This unique performance of Mozart's great Requiem took place on 5 December 1991, to commemorate the 200th anniversary of the composer's death. Conducted by maestro Sir Georg Solti. Mozart's music was performed as an integral part of the liturgy for which it was originally intended, rhe special taking place in the magnificent setting of St Stephen's Cathedral, Vienna, where Mozart's funeral rites were said on 6 December 1791.
Blegen’s technically flawless and musically peerless rendition is a pure celebration of beautiful singing and of the wonder of Mozart’s dazzling masterpiece. The sound is as clear and immediate as if it had been recorded yesterday, and Pinchas Zukerman’s direction is exemplary. … Although Helmut Rilling’s tempos are sometimes too plodding (the opening Introitus, for example), he makes up for it elsewhere–in an emphatic Recordare and smoothly flowing Benedictus. And while the chorus has a somewhat saturated, conglomerate sound, its impact is nevertheless substantial, not only in the fullest, loudest sections, but also in the quieter passages, which come off as more evenly balanced.

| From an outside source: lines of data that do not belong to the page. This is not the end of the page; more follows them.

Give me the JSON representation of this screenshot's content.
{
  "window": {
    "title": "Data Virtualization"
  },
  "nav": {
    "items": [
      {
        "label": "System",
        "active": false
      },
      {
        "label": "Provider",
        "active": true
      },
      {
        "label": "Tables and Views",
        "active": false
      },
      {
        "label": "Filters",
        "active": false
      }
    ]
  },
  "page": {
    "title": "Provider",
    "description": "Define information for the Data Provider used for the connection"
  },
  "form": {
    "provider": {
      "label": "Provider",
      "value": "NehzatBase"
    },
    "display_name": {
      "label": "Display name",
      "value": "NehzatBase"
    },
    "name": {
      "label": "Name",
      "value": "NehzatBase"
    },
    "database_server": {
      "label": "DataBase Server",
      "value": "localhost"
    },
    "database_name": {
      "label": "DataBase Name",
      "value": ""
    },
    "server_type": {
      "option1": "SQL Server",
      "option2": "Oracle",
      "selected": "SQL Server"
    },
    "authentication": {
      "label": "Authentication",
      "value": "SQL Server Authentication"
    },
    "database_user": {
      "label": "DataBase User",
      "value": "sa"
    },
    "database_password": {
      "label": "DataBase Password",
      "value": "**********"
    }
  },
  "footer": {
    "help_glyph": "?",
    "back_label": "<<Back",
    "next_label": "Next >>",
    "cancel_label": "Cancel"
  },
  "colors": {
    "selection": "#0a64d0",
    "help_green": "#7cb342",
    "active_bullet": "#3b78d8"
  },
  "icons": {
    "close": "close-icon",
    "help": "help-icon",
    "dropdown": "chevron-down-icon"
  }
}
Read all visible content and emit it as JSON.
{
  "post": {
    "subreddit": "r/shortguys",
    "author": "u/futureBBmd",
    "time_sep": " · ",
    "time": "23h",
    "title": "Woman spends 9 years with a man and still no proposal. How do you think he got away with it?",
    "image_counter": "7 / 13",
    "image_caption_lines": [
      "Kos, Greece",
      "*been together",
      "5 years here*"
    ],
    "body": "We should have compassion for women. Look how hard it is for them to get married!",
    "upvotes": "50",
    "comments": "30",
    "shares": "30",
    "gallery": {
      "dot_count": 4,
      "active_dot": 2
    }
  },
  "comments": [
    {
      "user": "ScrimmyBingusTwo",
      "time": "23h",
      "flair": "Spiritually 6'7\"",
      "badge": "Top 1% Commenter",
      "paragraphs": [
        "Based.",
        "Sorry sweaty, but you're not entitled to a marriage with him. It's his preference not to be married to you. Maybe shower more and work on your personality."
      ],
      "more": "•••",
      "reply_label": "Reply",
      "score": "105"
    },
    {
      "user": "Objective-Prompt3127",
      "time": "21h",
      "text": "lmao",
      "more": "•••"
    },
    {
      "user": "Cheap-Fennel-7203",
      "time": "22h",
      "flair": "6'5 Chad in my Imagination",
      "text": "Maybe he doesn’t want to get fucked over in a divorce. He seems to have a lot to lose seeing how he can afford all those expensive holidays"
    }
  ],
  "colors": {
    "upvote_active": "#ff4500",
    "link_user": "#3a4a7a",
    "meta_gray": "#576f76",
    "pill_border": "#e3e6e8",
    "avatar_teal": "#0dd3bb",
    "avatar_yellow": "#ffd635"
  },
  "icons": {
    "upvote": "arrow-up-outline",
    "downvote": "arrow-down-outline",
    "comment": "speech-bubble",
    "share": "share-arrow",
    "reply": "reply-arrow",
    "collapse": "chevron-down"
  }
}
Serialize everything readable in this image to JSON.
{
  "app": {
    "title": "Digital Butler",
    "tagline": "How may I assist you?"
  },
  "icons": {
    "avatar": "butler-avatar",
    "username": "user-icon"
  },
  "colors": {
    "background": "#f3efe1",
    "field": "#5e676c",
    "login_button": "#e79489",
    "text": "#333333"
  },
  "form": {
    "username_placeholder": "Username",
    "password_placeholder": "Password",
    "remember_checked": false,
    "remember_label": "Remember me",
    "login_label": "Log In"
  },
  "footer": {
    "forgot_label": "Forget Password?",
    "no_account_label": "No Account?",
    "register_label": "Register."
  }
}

Soloists, on the other hand, are absolutely clear if perhaps just a bit too up-front, and the orchestra, which fares well overall, gets swallowed in the mix when the entire chorus is singing. Rilling requires keen articulation from his players and singers, which although normally a good thing sometimes (as in the opening of the Confutatis) seems overly deliberate and stifles the music’s natural momentum. However, if you’re looking for a good, basic reading of the traditional edition of the Requiem–and an unrivalled performance of the Exsultate, jubilate –you won’t go wrong with this decently remastered release. (David Vernier)
December 1791, the final Requiem. Tired by his many voyages around Europe ever since he had been rejected in Vienna, Mozart could not find the strength to honour his promise to compose a Requiem in record time for the person who had commissioned it… He was in fact to be struck down by illness during its composition and it was his pupil Süssmayr who finished the work according to his instructions. This version remains the most convincing, for the presence and grandeur of Mozart are present everywhere - in the baroque imagination and the classical style, in the universal unrest and the sheer terror of a man alone in the face of Death.